Those behind a recent spate of killings in Kenya do not have "a right to live," President Mwai Kibaki said in his strongest comments.
Kibaki did not name the Mungiki sect, the outlawed group believed behind at least 12 killings in the past three months. The bodies of six of the victims were found mutilated a week ago on the outskirts of the capital.
The criminals act as if they had a right to kill, Kibaki said.
"No one has such a right and if you do that and hide wherever you can, we will get you. Now there is nobody who will think that person has a right to live," Kibaki said in off-the-cuff remarks in Kenya's national language, Kiswahili, during celebrations to mark the anniversary of the country's partial independence from British colonial rule on June 1, 1963.
Kenya achieved full independence six months later on Dec. 12, 1963.
On Thursday, government spokesman Alfred Mutua said in recent months police have arrested 2,464 suspected Mungiki followers. Mungiki, which means multitude in the Kikuyu language, emerged in the 1990s and was inspired by the Mau Mau rebellion of the 1950s against British rule.

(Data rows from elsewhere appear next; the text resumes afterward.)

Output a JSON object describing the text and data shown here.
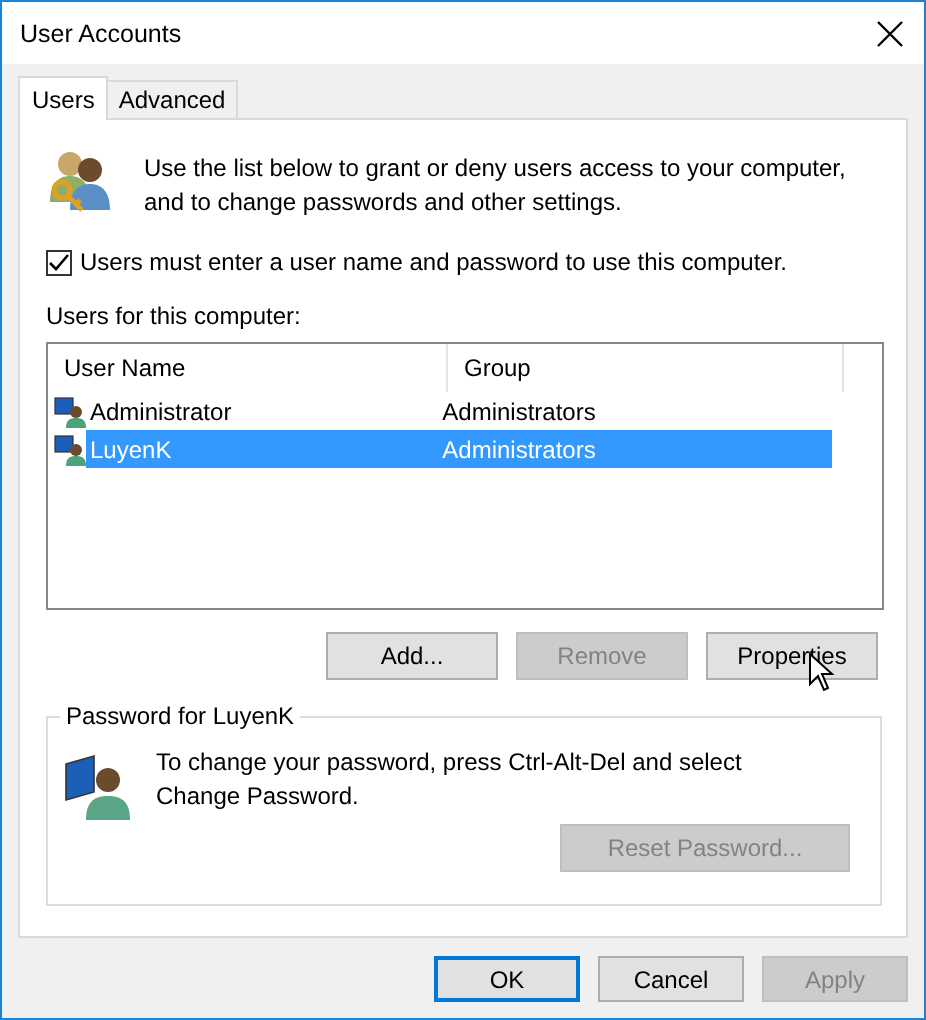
{
  "window": {
    "title": "User Accounts"
  },
  "tabs": [
    {
      "label": "Users",
      "selected": true
    },
    {
      "label": "Advanced",
      "selected": false
    }
  ],
  "intro": "Use the list below to grant or deny users access to your computer, and to change passwords and other settings.",
  "require_login": {
    "label": "Users must enter a user name and password to use this computer.",
    "checked": true
  },
  "users_label": "Users for this computer:",
  "table": {
    "columns": [
      "User Name",
      "Group"
    ],
    "rows": [
      {
        "name": "Administrator",
        "group": "Administrators",
        "selected": false
      },
      {
        "name": "LuyenK",
        "group": "Administrators",
        "selected": true
      }
    ]
  },
  "list_buttons": [
    {
      "label": "Add...",
      "disabled": false
    },
    {
      "label": "Remove",
      "disabled": true
    },
    {
      "label": "Properties",
      "disabled": false
    }
  ],
  "password_group": {
    "title": "Password for LuyenK",
    "text": "To change your password, press Ctrl-Alt-Del and select Change Password.",
    "button": {
      "label": "Reset Password...",
      "disabled": true
    }
  },
  "dialog_buttons": [
    {
      "label": "OK",
      "disabled": false,
      "default": true
    },
    {
      "label": "Cancel",
      "disabled": false,
      "default": false
    },
    {
      "label": "Apply",
      "disabled": true,
      "default": false
    }
  ]
}
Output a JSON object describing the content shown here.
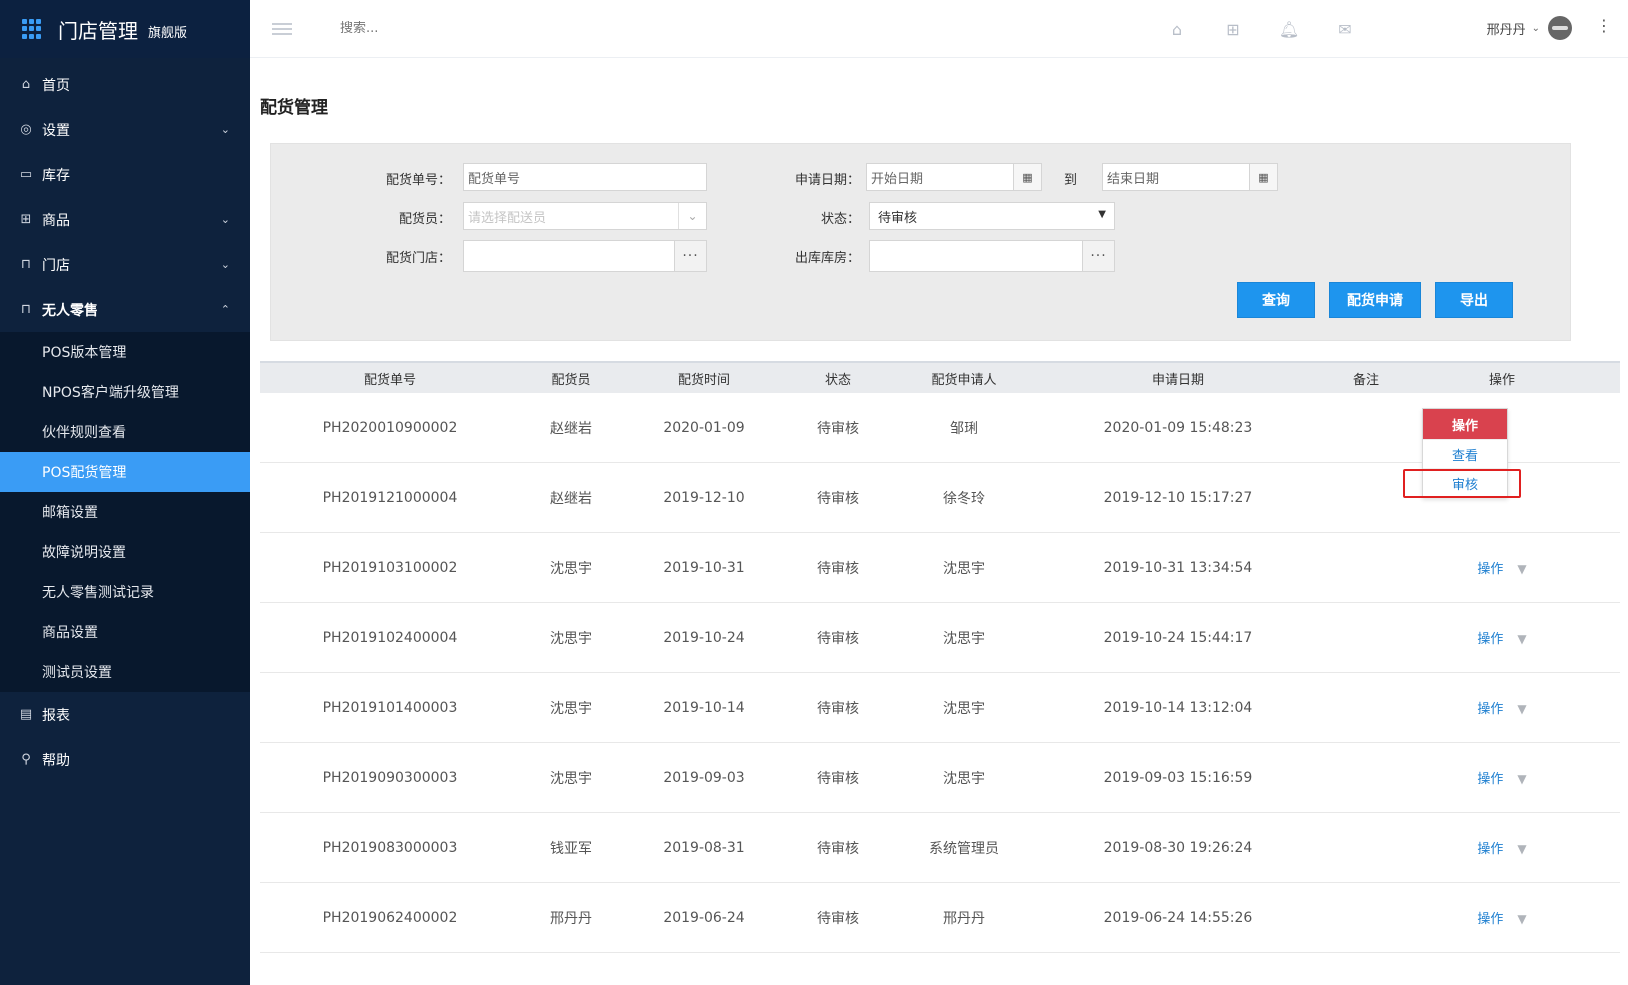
{
  "brand": {
    "title": "门店管理",
    "subtitle": "旗舰版",
    "accent": "#3a9cf5"
  },
  "sidebar": {
    "items": [
      {
        "label": "首页",
        "icon": "home-icon",
        "glyph": "⌂"
      },
      {
        "label": "设置",
        "icon": "settings-icon",
        "glyph": "◎",
        "arrow": "⌄"
      },
      {
        "label": "库存",
        "icon": "inventory-icon",
        "glyph": "▭"
      },
      {
        "label": "商品",
        "icon": "gift-icon",
        "glyph": "⊞",
        "arrow": "⌄"
      },
      {
        "label": "门店",
        "icon": "store-icon",
        "glyph": "⊓",
        "arrow": "⌄"
      },
      {
        "label": "无人零售",
        "icon": "store-icon",
        "glyph": "⊓",
        "arrow": "⌃"
      }
    ],
    "submenu": [
      "POS版本管理",
      "NPOS客户端升级管理",
      "伙伴规则查看",
      "POS配货管理",
      "邮箱设置",
      "故障说明设置",
      "无人零售测试记录",
      "商品设置",
      "测试员设置"
    ],
    "tail": [
      {
        "label": "报表",
        "icon": "report-icon",
        "glyph": "▤"
      },
      {
        "label": "帮助",
        "icon": "wrench-icon",
        "glyph": "⚲"
      }
    ]
  },
  "header": {
    "search_placeholder": "搜索...",
    "user_name": "邢丹丹",
    "icons": [
      "home-icon",
      "apps-icon",
      "bell-icon",
      "mail-icon"
    ]
  },
  "page": {
    "title": "配货管理"
  },
  "filters": {
    "order_no_label": "配货单号：",
    "order_no_placeholder": "配货单号",
    "apply_date_label": "申请日期：",
    "start_placeholder": "开始日期",
    "to_label": "到",
    "end_placeholder": "结束日期",
    "dispatcher_label": "配货员：",
    "dispatcher_placeholder": "请选择配送员",
    "status_label": "状态：",
    "status_value": "待审核",
    "store_label": "配货门店：",
    "warehouse_label": "出库库房：",
    "buttons": {
      "query": "查询",
      "apply": "配货申请",
      "export": "导出"
    }
  },
  "table": {
    "headers": [
      "配货单号",
      "配货员",
      "配货时间",
      "状态",
      "配货申请人",
      "申请日期",
      "备注",
      "操作"
    ],
    "rows": [
      [
        "PH2020010900002",
        "赵继岩",
        "2020-01-09",
        "待审核",
        "邹琍",
        "2020-01-09 15:48:23",
        "",
        "操作"
      ],
      [
        "PH2019121000004",
        "赵继岩",
        "2019-12-10",
        "待审核",
        "徐冬玲",
        "2019-12-10 15:17:27",
        "",
        ""
      ],
      [
        "PH2019103100002",
        "沈思宇",
        "2019-10-31",
        "待审核",
        "沈思宇",
        "2019-10-31 13:34:54",
        "",
        "操作"
      ],
      [
        "PH2019102400004",
        "沈思宇",
        "2019-10-24",
        "待审核",
        "沈思宇",
        "2019-10-24 15:44:17",
        "",
        "操作"
      ],
      [
        "PH2019101400003",
        "沈思宇",
        "2019-10-14",
        "待审核",
        "沈思宇",
        "2019-10-14 13:12:04",
        "",
        "操作"
      ],
      [
        "PH2019090300003",
        "沈思宇",
        "2019-09-03",
        "待审核",
        "沈思宇",
        "2019-09-03 15:16:59",
        "",
        "操作"
      ],
      [
        "PH2019083000003",
        "钱亚军",
        "2019-08-31",
        "待审核",
        "系统管理员",
        "2019-08-30 19:26:24",
        "",
        "操作"
      ],
      [
        "PH2019062400002",
        "邢丹丹",
        "2019-06-24",
        "待审核",
        "邢丹丹",
        "2019-06-24 14:55:26",
        "",
        "操作"
      ]
    ],
    "dropdown": {
      "head": "操作",
      "items": [
        "查看",
        "审核"
      ]
    }
  }
}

The violence has raised fears that Mungiki members are out to disrupt the general elections in December, when Kibaki will seek a second term. About two weeks ago, police said they had found leaflets allegedly circulated by the group asking young Kenyans to prepare for an uprising against the government.
"There are people who have been responsible for those killings and we know who they are," Kibaki said, without naming anyone. "There is no criminal who will be able to escape."
Leaflets have appeared in the capital in recent days claiming the sect would expose high-level government officials and lawmakers among its members at a rally Friday in a poor Nairobi neighborhood. But the only people to show up at the proposed rally grounds Friday were uniformed police. A large number of plainclothes police officers also patrolled the grounds as well as downtown Nairobi.
Leaders of the sect rarely talk to journalists and were not immediately available for comment.
Late Thursday, unknown gunmen shot dead five people, including two junior government officials, in two locations in central Kenya that are represented in parliament by high-level officials one of them Kibaki, police spokesman Eric Kiraithe told The Associated Press.
The motives or people responsible are unknown, Kiraithe said: "We can't say whether it is Mungiki. Investigations are in their infancy stages."
Experts believe that the rate of the Russian ruble may collapse again just like it happened during the crisis in 2014. In turn, Russian companies may deal with the shortage of currency to pay their debts
Austria does not intend to expel Russian diplomats because of the spy scandal